February 5, 2004. I received an email recently from a social worker whose clients are HIV-positive. One of her clients recently announced that he would be going off his HIV medication because he had found a better product. He found his better product on the Internet at AIDS Remission (AR), where one is taught that there are a few simple truths in life, such as
HIV is not some "thing" someone catches.
HIV does not occur in a body that is healthy.
HIV is not fatal, and ignorance can be.
AIDS cannot be cured from something outside the body.
- Ultimately, only the body can cure itself of AIDS....and the body knows how to.
These folks are right about one thing. Ignorance can be fatal.
One of the more prominent signs of quackery--besides making absurd claims and passing them off as true and validated by scientific study--is the obligatory claim that there is a vast conspiracy by the medical establishment to harm you for profit. Here is AR's version:

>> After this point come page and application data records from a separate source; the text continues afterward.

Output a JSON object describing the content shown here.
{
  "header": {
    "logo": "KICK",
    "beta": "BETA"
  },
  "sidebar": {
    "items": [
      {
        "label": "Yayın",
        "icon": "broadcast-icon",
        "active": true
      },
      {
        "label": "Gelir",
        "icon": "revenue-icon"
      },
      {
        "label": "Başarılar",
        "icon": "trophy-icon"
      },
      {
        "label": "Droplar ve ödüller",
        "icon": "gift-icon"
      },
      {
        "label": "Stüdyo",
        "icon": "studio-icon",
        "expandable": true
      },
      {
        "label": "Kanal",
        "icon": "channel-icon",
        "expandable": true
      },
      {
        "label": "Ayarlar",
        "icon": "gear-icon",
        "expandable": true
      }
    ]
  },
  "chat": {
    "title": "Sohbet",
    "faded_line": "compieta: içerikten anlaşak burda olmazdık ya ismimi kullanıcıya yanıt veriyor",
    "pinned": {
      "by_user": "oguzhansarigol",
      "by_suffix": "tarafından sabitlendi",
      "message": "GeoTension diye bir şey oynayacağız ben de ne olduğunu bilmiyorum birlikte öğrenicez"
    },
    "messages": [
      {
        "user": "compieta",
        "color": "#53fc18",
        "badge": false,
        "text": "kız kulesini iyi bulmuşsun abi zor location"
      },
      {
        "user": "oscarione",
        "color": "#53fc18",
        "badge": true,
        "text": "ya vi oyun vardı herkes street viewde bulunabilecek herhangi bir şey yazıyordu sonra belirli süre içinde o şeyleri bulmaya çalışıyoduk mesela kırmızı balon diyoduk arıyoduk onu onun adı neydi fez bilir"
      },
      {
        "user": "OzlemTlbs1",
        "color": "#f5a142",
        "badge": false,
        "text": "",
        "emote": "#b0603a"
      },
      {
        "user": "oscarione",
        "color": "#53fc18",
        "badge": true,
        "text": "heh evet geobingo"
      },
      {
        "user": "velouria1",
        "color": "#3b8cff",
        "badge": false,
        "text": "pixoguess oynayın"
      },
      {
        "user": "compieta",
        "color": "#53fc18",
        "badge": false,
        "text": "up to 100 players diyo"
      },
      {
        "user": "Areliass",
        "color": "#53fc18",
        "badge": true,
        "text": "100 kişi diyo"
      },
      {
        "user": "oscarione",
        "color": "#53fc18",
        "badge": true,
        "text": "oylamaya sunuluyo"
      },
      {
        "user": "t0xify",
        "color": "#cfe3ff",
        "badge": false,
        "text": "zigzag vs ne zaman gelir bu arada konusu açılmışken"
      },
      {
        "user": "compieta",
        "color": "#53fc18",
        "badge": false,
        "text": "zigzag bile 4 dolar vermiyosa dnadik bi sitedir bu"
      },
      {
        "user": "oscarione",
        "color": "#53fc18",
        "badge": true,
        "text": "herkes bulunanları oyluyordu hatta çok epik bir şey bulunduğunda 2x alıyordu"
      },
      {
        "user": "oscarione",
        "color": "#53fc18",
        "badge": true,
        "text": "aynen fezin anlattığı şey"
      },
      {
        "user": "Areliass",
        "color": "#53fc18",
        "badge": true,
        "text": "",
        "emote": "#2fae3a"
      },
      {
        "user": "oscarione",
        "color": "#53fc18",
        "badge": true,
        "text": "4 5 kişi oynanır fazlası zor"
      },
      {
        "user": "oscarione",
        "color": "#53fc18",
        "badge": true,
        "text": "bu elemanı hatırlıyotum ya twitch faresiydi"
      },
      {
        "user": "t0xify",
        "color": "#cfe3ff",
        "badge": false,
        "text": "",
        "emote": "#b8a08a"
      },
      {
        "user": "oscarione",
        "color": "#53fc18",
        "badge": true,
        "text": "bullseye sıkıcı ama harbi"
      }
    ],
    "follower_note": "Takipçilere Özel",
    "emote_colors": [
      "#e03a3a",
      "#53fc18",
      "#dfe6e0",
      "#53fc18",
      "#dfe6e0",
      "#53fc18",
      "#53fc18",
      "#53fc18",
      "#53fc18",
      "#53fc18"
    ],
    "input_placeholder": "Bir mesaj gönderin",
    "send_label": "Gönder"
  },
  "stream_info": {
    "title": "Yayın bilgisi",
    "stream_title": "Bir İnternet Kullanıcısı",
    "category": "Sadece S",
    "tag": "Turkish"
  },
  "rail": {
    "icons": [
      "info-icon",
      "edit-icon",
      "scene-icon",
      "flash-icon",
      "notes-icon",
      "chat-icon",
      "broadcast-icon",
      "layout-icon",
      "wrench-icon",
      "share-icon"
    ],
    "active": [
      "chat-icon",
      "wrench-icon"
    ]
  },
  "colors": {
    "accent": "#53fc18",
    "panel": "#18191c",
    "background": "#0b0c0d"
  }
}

The following [disclaimer] statement is made to comply with the legal requirements of, and minimize any retribution from an unnatural and adversary-based medical system in which a majority of its participants in error, legislatively exercise an attempt to have exclusive rights to the treatment of disease or deficiency, treating such disease or deficiency with man-made chemicals (drugs), radiation or surgery, to the exclusion of natural means, and most frequently to the detriment of those being treated.*

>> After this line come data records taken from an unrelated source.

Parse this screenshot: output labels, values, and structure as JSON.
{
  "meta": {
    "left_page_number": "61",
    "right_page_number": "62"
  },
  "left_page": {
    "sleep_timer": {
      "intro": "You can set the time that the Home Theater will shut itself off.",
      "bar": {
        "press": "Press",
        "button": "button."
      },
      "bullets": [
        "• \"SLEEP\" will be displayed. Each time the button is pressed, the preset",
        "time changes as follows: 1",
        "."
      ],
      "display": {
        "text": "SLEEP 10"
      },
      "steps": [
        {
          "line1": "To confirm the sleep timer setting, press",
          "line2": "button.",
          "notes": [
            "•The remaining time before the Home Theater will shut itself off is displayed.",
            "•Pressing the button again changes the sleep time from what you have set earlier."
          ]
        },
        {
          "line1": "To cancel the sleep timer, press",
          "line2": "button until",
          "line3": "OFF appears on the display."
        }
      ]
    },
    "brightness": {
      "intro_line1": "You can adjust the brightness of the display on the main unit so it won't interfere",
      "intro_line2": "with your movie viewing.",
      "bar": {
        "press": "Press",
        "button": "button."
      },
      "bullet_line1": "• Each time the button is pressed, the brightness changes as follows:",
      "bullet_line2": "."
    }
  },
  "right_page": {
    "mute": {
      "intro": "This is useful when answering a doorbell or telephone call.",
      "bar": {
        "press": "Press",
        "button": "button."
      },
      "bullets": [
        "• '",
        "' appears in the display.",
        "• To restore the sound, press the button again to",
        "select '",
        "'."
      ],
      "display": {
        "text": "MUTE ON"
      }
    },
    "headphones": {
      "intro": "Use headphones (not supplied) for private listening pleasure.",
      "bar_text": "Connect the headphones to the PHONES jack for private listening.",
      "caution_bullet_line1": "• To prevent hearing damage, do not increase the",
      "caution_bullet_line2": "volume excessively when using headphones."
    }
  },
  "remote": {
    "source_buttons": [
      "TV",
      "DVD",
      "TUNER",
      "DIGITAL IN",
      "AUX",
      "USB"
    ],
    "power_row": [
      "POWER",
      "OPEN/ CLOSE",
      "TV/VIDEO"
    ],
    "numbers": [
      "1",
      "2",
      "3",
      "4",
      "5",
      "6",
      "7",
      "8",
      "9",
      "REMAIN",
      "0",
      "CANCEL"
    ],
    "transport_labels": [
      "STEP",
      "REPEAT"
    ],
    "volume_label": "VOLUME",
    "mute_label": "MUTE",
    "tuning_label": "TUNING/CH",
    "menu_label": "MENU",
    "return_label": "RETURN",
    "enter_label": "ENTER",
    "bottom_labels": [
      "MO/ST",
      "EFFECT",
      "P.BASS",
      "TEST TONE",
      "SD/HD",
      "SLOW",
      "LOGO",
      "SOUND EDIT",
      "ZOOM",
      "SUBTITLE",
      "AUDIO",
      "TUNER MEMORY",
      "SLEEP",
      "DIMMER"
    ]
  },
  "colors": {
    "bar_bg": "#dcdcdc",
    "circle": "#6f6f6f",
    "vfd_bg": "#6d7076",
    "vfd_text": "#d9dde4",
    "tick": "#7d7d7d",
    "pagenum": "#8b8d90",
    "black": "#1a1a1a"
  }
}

After claiming that they are really just dispensing nutritional information, not medical advice, these folks reveal who their inspiration is: David R. Hawkins. You may remember him from Newletter 30. He's the "nationally renowned psychiatrist, physician, researcher and lecturer" who got his degree from Columbia Pacific University, an unaccredited diploma mill. The AR folks are impressed by Hawkin's books, which are aimed at helping "you in your quest for emotional and spiritual well-being." They also remind the reader that it "your constitutional right" to believe anything, no matter how stupid or harmful, and whatever happens to you is your responsibility.
The AR folks then describe the product that is offered to people who are HIV-positive: the Lifestar CD4 Restoration Protocol. There is nothing on Quackwatch about this therapy, but there is a very good article on naturopathy by Barry Beyerstein and Susan Downie. There is also an article on naturopathy by Stephen Barrett himself.
The Lifestar CD4 Restoration Protocol is standard voodoo naturopathy: you need to raise your consciousness, stop ingesting unnatural stuff, start ingesting natural stuff, think happy thoughts, don't think negative thoughts, get rid of bad beliefs, suck in good beliefs, the body is naturally pure and healthy, you can restore your energy and your immune system to top form if only you go natural and positive! Stay away from conventional medicine: It's unnatural! Listen to your friends at Lifestar! The surefire way to find out whether this all-natural protocol is working is through applied kinesiology. I'm not kidding.
Finally, here's your shopping list and here is how much it will cost you: $1,500 plus shipping and handling for the first few months and then under $100/month thereafter). Of course, this only takes into account how much money you will need to spend. The actual cost could be much greater.
* AmeriCares *